    Then there were a few hosted by the a cappella groups on campus. By that point in my college career there were enough cliques and drama among the people I knew to last a lifetime. In the dark people stayed and chatted or ran off because some boy or girl wasn’t speaking to them from across the bonfire. I watched the fire and listened to my friends in the all-female group sing “Santa Catalina.”
    Two weeks ago we had a bonfire at my good friend’s graduation party. The scent filled my lungs and I closed my eyes and spent most of the time chatting absently with Fitz, who I probably won’t see for a long while. There were other people inside, one in particular I wished to spend time with, but I felt irrevocably separated from her for a number of reasons and therefore felt my place was outside, watching my own skin flicker red-orange-yellow in and out. The fire relaxed me. I felt okay sitting there, and though I hadn’t felt really okay in some time, this was close enough.
  • Dad cooking on the grille back when the four of us lived together and my parents selflessly kept up the illusion that they were in a happy marriage. Dad didn’t cook much but when he did, it was on the grill in summer. We had burgers and hot dogs and sometimes chicken. I remember flip-flopping out of the pool with my sister in tow, ravenous from a day of swimming. Sometimes we’d eat in our towels at the dinner table. Mom made pasta salad. Things were a lot easier then, but I guess adulthood means looking back and realizing things won’t ever be that way anymore.
  • Family Christmases with fires burning in (often artificial) chimneys. Laughter. The contrast of a warm, smokey inside to a whistling, billowing, snowy outside–the kind of weather Santa travels best in according to my imagination.

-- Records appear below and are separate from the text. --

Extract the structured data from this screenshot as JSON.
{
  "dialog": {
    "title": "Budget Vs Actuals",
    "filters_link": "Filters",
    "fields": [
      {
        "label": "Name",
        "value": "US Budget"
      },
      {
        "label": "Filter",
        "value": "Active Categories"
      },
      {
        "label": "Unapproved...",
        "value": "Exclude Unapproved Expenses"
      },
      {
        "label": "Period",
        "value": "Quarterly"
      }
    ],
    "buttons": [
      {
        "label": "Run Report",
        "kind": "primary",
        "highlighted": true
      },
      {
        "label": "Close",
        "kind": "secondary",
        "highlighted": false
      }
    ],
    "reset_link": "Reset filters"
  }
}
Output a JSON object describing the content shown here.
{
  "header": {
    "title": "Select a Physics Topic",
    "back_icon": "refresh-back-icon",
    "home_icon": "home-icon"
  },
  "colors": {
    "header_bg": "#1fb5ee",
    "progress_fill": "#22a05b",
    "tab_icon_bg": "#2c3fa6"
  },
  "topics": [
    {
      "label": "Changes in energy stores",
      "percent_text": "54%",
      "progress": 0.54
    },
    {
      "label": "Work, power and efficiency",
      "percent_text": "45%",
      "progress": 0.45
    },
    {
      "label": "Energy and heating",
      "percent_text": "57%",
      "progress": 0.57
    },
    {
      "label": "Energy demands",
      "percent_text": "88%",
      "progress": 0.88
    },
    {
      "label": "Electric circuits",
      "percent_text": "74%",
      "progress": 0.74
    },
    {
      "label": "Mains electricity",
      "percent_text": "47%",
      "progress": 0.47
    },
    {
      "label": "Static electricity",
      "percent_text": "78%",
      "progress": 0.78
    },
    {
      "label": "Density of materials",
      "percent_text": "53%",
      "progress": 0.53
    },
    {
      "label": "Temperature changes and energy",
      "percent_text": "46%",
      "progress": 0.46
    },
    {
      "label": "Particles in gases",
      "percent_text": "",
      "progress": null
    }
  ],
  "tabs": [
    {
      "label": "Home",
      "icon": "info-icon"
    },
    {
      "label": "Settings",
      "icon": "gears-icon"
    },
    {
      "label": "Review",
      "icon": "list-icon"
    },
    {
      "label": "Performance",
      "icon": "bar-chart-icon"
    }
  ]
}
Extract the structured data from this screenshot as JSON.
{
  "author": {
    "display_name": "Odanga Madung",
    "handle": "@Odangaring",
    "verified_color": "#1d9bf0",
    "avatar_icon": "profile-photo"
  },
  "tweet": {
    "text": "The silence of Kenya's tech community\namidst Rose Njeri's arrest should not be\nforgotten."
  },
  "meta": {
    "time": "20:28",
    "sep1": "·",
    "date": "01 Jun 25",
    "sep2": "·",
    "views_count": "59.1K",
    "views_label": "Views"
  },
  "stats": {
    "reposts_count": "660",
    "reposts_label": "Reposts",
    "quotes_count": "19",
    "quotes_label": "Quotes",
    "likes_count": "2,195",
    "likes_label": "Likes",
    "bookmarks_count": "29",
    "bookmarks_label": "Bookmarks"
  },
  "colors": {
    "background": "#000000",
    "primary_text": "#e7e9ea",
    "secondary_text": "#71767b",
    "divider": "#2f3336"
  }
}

I took a class this past semester called “Smells & Bells” in which we studied the five senses and their relationship to each other. What’s so important about the five senses is that they link us not only to our surroundings, but to each other. The scent of Daisy perfume might remind you of the way someone specific walks you by; the sensation of wool fabric under your fingertips might make you think of your aunt’s knitting. It’s all relative, and most importantly, it’s all very, very human.